#### DIRECTIONS FOR THIS TASK:
Go line by line through the entries and show those that hold the string "data".
━━ RECORDS TO USE
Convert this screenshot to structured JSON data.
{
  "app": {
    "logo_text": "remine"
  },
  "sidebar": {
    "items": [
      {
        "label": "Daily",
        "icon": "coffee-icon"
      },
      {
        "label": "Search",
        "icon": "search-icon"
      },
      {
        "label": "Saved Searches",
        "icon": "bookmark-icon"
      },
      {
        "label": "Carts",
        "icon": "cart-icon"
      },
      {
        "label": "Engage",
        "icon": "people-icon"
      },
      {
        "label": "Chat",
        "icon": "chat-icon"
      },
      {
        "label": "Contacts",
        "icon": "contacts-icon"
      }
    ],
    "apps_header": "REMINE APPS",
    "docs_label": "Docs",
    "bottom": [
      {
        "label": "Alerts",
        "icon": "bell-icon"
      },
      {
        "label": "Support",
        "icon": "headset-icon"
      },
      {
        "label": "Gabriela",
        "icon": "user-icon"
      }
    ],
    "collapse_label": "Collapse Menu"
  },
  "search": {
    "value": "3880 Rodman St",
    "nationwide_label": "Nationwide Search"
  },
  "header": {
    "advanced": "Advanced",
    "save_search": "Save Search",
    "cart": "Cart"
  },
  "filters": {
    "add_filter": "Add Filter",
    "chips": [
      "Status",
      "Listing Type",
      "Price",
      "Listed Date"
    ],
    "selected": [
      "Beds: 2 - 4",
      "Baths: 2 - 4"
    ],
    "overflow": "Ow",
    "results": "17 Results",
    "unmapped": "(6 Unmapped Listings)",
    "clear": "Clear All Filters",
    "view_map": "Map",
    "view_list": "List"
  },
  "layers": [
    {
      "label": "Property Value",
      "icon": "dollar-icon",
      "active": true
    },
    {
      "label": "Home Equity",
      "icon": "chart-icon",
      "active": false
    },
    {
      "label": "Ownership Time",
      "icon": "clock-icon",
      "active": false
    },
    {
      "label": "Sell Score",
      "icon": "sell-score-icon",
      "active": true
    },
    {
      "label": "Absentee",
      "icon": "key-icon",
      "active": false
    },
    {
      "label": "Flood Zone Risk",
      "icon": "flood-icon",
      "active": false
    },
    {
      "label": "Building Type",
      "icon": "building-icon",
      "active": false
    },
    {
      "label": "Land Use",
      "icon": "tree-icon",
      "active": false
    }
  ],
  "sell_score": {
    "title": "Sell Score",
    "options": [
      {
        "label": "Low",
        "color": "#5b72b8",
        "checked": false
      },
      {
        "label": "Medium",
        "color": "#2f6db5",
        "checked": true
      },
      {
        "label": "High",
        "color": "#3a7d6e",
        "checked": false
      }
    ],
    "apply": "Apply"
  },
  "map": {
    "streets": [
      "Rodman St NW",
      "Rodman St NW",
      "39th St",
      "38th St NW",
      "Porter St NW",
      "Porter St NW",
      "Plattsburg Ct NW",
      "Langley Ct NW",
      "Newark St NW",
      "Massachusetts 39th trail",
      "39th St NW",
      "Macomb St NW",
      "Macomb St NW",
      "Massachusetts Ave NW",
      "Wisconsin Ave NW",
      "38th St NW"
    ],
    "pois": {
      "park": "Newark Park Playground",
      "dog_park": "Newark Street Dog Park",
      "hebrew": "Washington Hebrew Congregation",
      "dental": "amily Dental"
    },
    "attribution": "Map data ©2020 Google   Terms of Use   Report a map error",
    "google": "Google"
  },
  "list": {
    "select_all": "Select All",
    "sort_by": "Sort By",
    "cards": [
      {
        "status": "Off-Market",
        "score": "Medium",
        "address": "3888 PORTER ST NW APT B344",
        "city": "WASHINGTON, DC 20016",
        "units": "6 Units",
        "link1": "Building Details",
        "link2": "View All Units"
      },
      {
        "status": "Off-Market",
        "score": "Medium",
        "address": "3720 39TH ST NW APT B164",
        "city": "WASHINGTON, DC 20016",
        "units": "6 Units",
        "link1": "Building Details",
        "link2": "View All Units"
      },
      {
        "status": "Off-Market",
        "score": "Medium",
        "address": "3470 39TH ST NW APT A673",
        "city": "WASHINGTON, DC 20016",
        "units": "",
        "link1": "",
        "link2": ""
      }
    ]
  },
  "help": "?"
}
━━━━
#### OUTPUT OF THE EXERCISE:
Convert this screenshot to structured JSON data.
    "attribution": "Map data ©2020 Google   Terms of Use   Report a map error",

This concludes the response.